• [Aim of the exercise] Return a copy of every line in the records that includes the word "content".

Website and app data records:
⁂
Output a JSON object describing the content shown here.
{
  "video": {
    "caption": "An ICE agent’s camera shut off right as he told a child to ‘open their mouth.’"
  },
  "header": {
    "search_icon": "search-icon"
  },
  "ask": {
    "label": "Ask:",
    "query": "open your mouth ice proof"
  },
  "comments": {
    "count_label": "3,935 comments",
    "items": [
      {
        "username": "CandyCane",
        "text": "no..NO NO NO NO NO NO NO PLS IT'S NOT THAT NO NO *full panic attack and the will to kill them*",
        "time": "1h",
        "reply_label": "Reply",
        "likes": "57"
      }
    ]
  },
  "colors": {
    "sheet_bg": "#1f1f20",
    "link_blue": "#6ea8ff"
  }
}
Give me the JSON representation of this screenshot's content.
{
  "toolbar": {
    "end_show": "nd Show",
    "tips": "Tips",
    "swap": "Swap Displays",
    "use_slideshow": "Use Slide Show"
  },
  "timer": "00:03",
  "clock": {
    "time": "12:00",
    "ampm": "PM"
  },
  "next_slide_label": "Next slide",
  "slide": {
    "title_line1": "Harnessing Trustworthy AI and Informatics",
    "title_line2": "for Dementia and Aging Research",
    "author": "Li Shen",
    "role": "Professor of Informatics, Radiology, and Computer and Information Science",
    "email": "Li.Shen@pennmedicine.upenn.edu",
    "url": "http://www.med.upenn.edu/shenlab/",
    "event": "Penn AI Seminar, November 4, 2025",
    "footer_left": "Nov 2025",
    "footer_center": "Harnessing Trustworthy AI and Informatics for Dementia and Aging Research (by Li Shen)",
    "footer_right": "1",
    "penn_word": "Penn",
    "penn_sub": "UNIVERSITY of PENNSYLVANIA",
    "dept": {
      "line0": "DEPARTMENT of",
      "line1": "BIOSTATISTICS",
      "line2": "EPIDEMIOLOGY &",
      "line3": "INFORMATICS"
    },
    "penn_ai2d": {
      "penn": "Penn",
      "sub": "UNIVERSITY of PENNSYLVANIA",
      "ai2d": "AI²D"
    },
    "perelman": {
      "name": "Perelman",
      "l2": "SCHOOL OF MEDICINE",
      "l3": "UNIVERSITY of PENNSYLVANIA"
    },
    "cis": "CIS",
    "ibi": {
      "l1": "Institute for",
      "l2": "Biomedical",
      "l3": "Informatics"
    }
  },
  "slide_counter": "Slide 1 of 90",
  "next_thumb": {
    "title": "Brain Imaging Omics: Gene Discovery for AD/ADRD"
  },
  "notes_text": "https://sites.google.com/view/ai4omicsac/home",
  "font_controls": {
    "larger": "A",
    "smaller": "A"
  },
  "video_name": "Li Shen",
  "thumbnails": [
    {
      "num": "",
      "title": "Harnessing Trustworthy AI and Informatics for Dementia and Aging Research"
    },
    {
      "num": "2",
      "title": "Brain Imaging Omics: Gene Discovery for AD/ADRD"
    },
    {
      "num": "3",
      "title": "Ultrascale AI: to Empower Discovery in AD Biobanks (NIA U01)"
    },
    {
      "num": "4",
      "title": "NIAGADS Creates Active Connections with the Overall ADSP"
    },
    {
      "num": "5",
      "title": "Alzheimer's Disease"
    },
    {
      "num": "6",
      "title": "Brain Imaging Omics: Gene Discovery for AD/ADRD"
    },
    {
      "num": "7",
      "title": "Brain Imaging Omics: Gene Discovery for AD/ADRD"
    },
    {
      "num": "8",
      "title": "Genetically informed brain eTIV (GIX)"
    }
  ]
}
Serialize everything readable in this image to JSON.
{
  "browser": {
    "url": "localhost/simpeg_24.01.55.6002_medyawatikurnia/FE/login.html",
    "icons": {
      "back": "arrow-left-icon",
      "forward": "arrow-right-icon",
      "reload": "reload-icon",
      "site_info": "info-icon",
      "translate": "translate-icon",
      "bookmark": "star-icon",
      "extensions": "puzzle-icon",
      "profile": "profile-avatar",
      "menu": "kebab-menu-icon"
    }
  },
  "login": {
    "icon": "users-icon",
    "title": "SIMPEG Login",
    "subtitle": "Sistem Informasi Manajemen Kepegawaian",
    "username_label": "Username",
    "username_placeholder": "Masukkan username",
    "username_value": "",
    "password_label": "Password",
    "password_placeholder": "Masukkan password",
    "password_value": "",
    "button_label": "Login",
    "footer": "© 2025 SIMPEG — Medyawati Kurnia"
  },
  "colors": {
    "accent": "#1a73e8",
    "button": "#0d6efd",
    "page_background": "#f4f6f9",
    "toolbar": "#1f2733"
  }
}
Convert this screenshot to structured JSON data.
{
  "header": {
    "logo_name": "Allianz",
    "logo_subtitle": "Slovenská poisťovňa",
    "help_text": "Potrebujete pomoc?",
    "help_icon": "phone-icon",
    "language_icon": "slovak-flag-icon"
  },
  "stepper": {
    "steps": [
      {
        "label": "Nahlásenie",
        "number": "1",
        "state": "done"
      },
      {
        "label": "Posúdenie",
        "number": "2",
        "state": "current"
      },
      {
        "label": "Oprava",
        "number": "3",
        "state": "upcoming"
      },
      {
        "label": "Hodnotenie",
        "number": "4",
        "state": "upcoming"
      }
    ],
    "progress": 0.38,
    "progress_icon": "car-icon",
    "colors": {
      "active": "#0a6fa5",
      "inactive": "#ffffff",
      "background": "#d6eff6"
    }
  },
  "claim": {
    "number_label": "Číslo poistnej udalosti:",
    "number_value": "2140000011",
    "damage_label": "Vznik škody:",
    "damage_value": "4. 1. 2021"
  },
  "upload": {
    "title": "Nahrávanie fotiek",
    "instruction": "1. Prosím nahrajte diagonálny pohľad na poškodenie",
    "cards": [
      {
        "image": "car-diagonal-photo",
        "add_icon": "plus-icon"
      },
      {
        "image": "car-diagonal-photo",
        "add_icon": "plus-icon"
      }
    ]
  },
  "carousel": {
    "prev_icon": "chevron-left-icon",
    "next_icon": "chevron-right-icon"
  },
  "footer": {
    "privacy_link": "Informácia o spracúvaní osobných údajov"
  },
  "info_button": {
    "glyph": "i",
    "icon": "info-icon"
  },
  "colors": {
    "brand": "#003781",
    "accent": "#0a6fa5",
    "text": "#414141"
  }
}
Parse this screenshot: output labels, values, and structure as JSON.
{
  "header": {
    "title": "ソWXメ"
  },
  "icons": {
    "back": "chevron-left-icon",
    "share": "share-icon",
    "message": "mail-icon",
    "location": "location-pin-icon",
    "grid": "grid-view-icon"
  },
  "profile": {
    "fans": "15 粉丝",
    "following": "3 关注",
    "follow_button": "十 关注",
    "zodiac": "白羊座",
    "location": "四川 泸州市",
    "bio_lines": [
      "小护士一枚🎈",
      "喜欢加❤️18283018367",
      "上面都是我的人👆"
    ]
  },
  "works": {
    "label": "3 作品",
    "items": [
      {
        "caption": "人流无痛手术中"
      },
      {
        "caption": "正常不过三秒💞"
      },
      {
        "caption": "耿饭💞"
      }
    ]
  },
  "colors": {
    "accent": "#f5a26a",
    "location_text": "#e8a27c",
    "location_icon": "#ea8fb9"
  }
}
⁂
• [Output for this task]
Output a JSON object describing the content shown here.
Give me the JSON representation of this screenshot's content.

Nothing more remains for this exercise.